WORK ORDER =>
Reproduce each line of the listing exactly.

DATA PROVIDED =>
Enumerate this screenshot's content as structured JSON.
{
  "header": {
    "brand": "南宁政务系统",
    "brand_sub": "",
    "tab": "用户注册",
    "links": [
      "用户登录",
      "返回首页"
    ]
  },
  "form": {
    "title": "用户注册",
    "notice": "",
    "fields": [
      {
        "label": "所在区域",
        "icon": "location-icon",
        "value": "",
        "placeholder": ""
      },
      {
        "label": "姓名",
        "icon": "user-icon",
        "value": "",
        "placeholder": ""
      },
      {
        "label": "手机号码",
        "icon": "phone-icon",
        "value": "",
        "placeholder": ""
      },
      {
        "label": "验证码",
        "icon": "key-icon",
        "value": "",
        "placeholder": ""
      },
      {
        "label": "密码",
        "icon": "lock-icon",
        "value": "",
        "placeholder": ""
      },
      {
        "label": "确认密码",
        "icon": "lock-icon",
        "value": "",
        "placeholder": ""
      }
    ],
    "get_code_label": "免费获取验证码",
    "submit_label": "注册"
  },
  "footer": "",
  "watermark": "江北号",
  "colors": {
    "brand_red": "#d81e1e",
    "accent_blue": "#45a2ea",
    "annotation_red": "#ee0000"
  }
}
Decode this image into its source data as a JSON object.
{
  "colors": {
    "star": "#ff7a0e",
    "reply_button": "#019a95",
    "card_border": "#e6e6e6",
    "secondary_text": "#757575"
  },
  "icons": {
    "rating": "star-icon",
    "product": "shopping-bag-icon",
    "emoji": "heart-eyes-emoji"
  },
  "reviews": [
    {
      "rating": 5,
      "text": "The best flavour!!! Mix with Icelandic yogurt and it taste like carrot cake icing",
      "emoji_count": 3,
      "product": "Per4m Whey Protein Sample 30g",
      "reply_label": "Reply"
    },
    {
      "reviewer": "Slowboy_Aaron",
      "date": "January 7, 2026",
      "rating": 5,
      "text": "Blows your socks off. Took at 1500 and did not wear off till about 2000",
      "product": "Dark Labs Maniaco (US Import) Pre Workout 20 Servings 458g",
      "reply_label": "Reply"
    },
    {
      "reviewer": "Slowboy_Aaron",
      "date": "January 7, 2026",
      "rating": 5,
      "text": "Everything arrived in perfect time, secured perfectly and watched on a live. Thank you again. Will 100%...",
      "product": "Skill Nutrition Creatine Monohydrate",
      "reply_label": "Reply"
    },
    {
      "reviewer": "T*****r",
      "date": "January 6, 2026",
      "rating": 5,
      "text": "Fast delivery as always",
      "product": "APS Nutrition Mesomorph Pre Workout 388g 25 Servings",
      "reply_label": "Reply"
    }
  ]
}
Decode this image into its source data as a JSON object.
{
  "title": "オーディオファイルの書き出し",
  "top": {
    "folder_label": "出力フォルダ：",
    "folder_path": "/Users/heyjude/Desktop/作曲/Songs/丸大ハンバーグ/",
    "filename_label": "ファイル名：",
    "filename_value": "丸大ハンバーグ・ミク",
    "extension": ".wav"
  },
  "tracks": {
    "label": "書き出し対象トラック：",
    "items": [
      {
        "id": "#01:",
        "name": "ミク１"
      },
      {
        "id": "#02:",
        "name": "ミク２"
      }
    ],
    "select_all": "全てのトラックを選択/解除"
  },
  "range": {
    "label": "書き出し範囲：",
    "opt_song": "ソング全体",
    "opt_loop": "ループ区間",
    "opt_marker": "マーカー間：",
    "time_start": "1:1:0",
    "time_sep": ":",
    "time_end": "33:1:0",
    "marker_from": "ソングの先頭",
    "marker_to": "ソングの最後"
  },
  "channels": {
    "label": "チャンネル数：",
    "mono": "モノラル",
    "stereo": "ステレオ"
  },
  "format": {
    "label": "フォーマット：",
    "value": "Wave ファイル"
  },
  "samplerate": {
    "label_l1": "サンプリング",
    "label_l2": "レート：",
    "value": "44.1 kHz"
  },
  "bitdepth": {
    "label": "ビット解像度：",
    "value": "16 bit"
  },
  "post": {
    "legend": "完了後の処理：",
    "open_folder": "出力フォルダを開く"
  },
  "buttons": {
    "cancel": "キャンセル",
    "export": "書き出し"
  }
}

TASK RESPONSE =>
Enumerate this screenshot's content as structured JSON.
{
  "header": {
    "brand": "南宁政务系统",
    "brand_sub": "",
    "tab": "用户注册",
    "links": [
      "用户登录",
      "返回首页"
    ]
  },
  "form": {
    "title": "用户注册",
    "notice": "",
    "fields": [
      {
        "label": "所在区域",
        "icon": "location-icon",
        "value": "",
        "placeholder": ""
      },
      {
        "label": "姓名",
        "icon": "user-icon",
        "value": "",
        "placeholder": ""
      },
      {
        "label": "手机号码",
        "icon": "phone-icon",
        "value": "",
        "placeholder": ""
      },
      {
        "label": "验证码",
        "icon": "key-icon",
        "value": "",
        "placeholder": ""
      },
      {
        "label": "密码",
        "icon": "lock-icon",
        "value": "",
        "placeholder": ""
      },
      {
        "label": "确认密码",
        "icon": "lock-icon",
        "value": "",
        "placeholder": ""
      }
    ],
    "get_code_label": "免费获取验证码",
    "submit_label": "注册"
  },
  "footer": "",
  "watermark": "江北号",
  "colors": {
    "brand_red": "#d81e1e",
    "accent_blue": "#45a2ea",
    "annotation_red": "#ee0000"
  }
}
Decode this image into its source data as a JSON object.
{
  "colors": {
    "star": "#ff7a0e",
    "reply_button": "#019a95",
    "card_border": "#e6e6e6",
    "secondary_text": "#757575"
  },
  "icons": {
    "rating": "star-icon",
    "product": "shopping-bag-icon",
    "emoji": "heart-eyes-emoji"
  },
  "reviews": [
    {
      "rating": 5,
      "text": "The best flavour!!! Mix with Icelandic yogurt and it taste like carrot cake icing",
      "emoji_count": 3,
      "product": "Per4m Whey Protein Sample 30g",
      "reply_label": "Reply"
    },
    {
      "reviewer": "Slowboy_Aaron",
      "date": "January 7, 2026",
      "rating": 5,
      "text": "Blows your socks off. Took at 1500 and did not wear off till about 2000",
      "product": "Dark Labs Maniaco (US Import) Pre Workout 20 Servings 458g",
      "reply_label": "Reply"
    },
    {
      "reviewer": "Slowboy_Aaron",
      "date": "January 7, 2026",
      "rating": 5,
      "text": "Everything arrived in perfect time, secured perfectly and watched on a live. Thank you again. Will 100%...",
      "product": "Skill Nutrition Creatine Monohydrate",
      "reply_label": "Reply"
    },
    {
      "reviewer": "T*****r",
      "date": "January 6, 2026",
      "rating": 5,
      "text": "Fast delivery as always",
      "product": "APS Nutrition Mesomorph Pre Workout 388g 25 Servings",
      "reply_label": "Reply"
    }
  ]
}
Decode this image into its source data as a JSON object.
{
  "title": "オーディオファイルの書き出し",
  "top": {
    "folder_label": "出力フォルダ：",
    "folder_path": "/Users/heyjude/Desktop/作曲/Songs/丸大ハンバーグ/",
    "filename_label": "ファイル名：",
    "filename_value": "丸大ハンバーグ・ミク",
    "extension": ".wav"
  },
  "tracks": {
    "label": "書き出し対象トラック：",
    "items": [
      {
        "id": "#01:",
        "name": "ミク１"
      },
      {
        "id": "#02:",
        "name": "ミク２"
      }
    ],
    "select_all": "全てのトラックを選択/解除"
  },
  "range": {
    "label": "書き出し範囲：",
    "opt_song": "ソング全体",
    "opt_loop": "ループ区間",
    "opt_marker": "マーカー間：",
    "time_start": "1:1:0",
    "time_sep": ":",
    "time_end": "33:1:0",
    "marker_from": "ソングの先頭",
    "marker_to": "ソングの最後"
  },
  "channels": {
    "label": "チャンネル数：",
    "mono": "モノラル",
    "stereo": "ステレオ"
  },
  "format": {
    "label": "フォーマット：",
    "value": "Wave ファイル"
  },
  "samplerate": {
    "label_l1": "サンプリング",
    "label_l2": "レート：",
    "value": "44.1 kHz"
  },
  "bitdepth": {
    "label": "ビット解像度：",
    "value": "16 bit"
  },
  "post": {
    "legend": "完了後の処理：",
    "open_folder": "出力フォルダを開く"
  },
  "buttons": {
    "cancel": "キャンセル",
    "export": "書き出し"
  }
}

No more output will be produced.